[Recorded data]
------------

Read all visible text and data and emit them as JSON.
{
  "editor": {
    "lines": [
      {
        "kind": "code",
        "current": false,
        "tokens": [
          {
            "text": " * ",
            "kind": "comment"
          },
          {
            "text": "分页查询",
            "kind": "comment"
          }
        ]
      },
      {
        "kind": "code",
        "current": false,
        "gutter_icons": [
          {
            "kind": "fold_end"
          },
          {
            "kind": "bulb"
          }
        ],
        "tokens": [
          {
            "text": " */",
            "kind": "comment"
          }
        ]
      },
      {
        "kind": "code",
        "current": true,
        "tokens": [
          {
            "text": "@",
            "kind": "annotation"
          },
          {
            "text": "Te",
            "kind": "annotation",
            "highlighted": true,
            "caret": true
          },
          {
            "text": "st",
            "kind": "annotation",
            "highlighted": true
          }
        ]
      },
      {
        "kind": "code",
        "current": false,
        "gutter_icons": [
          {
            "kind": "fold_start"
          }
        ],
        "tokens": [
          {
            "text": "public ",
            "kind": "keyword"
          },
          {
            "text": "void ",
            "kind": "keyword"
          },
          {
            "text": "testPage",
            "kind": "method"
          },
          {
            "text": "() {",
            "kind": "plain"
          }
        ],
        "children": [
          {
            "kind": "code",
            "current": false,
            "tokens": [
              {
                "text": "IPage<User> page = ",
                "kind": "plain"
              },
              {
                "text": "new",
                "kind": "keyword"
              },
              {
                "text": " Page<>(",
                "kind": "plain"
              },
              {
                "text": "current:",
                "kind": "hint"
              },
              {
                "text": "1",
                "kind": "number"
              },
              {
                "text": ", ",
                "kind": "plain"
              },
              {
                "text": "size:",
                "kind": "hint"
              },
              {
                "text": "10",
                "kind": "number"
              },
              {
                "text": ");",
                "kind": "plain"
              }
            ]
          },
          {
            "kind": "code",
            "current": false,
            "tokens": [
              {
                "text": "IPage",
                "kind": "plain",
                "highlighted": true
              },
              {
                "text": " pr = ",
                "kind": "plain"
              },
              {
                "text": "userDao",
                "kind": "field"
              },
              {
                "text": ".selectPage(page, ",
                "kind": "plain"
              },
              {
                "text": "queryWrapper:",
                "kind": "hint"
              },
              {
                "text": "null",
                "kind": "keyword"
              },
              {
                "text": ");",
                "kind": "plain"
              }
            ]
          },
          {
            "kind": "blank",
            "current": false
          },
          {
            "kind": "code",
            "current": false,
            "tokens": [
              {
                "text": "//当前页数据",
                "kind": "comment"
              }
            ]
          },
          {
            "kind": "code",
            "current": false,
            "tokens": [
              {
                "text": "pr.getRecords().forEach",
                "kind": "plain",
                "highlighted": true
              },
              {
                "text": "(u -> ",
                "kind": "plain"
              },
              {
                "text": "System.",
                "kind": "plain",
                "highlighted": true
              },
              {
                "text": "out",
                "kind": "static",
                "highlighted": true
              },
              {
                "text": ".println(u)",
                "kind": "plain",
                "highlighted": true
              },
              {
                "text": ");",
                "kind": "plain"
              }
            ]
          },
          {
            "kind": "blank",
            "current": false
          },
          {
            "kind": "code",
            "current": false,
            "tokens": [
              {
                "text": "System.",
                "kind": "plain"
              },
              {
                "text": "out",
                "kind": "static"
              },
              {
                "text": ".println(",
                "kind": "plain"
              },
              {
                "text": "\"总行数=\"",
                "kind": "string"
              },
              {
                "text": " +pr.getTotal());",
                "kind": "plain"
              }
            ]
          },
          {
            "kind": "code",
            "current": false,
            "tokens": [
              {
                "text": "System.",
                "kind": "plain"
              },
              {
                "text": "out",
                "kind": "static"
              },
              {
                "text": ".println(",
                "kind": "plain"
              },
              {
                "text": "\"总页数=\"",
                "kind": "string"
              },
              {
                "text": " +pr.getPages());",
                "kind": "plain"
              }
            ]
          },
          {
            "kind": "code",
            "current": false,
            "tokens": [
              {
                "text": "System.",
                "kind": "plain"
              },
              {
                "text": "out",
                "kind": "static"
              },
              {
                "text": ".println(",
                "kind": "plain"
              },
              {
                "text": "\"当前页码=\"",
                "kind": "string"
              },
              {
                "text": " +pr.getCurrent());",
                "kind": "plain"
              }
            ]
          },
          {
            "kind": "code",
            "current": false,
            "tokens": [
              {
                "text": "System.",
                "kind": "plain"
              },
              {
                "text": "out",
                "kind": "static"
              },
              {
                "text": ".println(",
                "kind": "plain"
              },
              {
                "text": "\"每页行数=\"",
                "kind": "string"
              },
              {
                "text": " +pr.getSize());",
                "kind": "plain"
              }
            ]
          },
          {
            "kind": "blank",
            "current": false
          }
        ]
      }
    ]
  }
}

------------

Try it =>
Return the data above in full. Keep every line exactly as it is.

Task response =>
Read all visible text and data and emit them as JSON.
{
  "editor": {
    "lines": [
      {
        "kind": "code",
        "current": false,
        "tokens": [
          {
            "text": " * ",
            "kind": "comment"
          },
          {
            "text": "分页查询",
            "kind": "comment"
          }
        ]
      },
      {
        "kind": "code",
        "current": false,
        "gutter_icons": [
          {
            "kind": "fold_end"
          },
          {
            "kind": "bulb"
          }
        ],
        "tokens": [
          {
            "text": " */",
            "kind": "comment"
          }
        ]
      },
      {
        "kind": "code",
        "current": true,
        "tokens": [
          {
            "text": "@",
            "kind": "annotation"
          },
          {
            "text": "Te",
            "kind": "annotation",
            "highlighted": true,
            "caret": true
          },
          {
            "text": "st",
            "kind": "annotation",
            "highlighted": true
          }
        ]
      },
      {
        "kind": "code",
        "current": false,
        "gutter_icons": [
          {
            "kind": "fold_start"
          }
        ],
        "tokens": [
          {
            "text": "public ",
            "kind": "keyword"
          },
          {
            "text": "void ",
            "kind": "keyword"
          },
          {
            "text": "testPage",
            "kind": "method"
          },
          {
            "text": "() {",
            "kind": "plain"
          }
        ],
        "children": [
          {
            "kind": "code",
            "current": false,
            "tokens": [
              {
                "text": "IPage<User> page = ",
                "kind": "plain"
              },
              {
                "text": "new",
                "kind": "keyword"
              },
              {
                "text": " Page<>(",
                "kind": "plain"
              },
              {
                "text": "current:",
                "kind": "hint"
              },
              {
                "text": "1",
                "kind": "number"
              },
              {
                "text": ", ",
                "kind": "plain"
              },
              {
                "text": "size:",
                "kind": "hint"
              },
              {
                "text": "10",
                "kind": "number"
              },
              {
                "text": ");",
                "kind": "plain"
              }
            ]
          },
          {
            "kind": "code",
            "current": false,
            "tokens": [
              {
                "text": "IPage",
                "kind": "plain",
                "highlighted": true
              },
              {
                "text": " pr = ",
                "kind": "plain"
              },
              {
                "text": "userDao",
                "kind": "field"
              },
              {
                "text": ".selectPage(page, ",
                "kind": "plain"
              },
              {
                "text": "queryWrapper:",
                "kind": "hint"
              },
              {
                "text": "null",
                "kind": "keyword"
              },
              {
                "text": ");",
                "kind": "plain"
              }
            ]
          },
          {
            "kind": "blank",
            "current": false
          },
          {
            "kind": "code",
            "current": false,
            "tokens": [
              {
                "text": "//当前页数据",
                "kind": "comment"
              }
            ]
          },
          {
            "kind": "code",
            "current": false,
            "tokens": [
              {
                "text": "pr.getRecords().forEach",
                "kind": "plain",
                "highlighted": true
              },
              {
                "text": "(u -> ",
                "kind": "plain"
              },
              {
                "text": "System.",
                "kind": "plain",
                "highlighted": true
              },
              {
                "text": "out",
                "kind": "static",
                "highlighted": true
              },
              {
                "text": ".println(u)",
                "kind": "plain",
                "highlighted": true
              },
              {
                "text": ");",
                "kind": "plain"
              }
            ]
          },
          {
            "kind": "blank",
            "current": false
          },
          {
            "kind": "code",
            "current": false,
            "tokens": [
              {
                "text": "System.",
                "kind": "plain"
              },
              {
                "text": "out",
                "kind": "static"
              },
              {
                "text": ".println(",
                "kind": "plain"
              },
              {
                "text": "\"总行数=\"",
                "kind": "string"
              },
              {
                "text": " +pr.getTotal());",
                "kind": "plain"
              }
            ]
          },
          {
            "kind": "code",
            "current": false,
            "tokens": [
              {
                "text": "System.",
                "kind": "plain"
              },
              {
                "text": "out",
                "kind": "static"
              },
              {
                "text": ".println(",
                "kind": "plain"
              },
              {
                "text": "\"总页数=\"",
                "kind": "string"
              },
              {
                "text": " +pr.getPages());",
                "kind": "plain"
              }
            ]
          },
          {
            "kind": "code",
            "current": false,
            "tokens": [
              {
                "text": "System.",
                "kind": "plain"
              },
              {
                "text": "out",
                "kind": "static"
              },
              {
                "text": ".println(",
                "kind": "plain"
              },
              {
                "text": "\"当前页码=\"",
                "kind": "string"
              },
              {
                "text": " +pr.getCurrent());",
                "kind": "plain"
              }
            ]
          },
          {
            "kind": "code",
            "current": false,
            "tokens": [
              {
                "text": "System.",
                "kind": "plain"
              },
              {
                "text": "out",
                "kind": "static"
              },
              {
                "text": ".println(",
                "kind": "plain"
              },
              {
                "text": "\"每页行数=\"",
                "kind": "string"
              },
              {
                "text": " +pr.getSize());",
                "kind": "plain"
              }
            ]
          },
          {
            "kind": "blank",
            "current": false
          }
        ]
      }
    ]
  }
}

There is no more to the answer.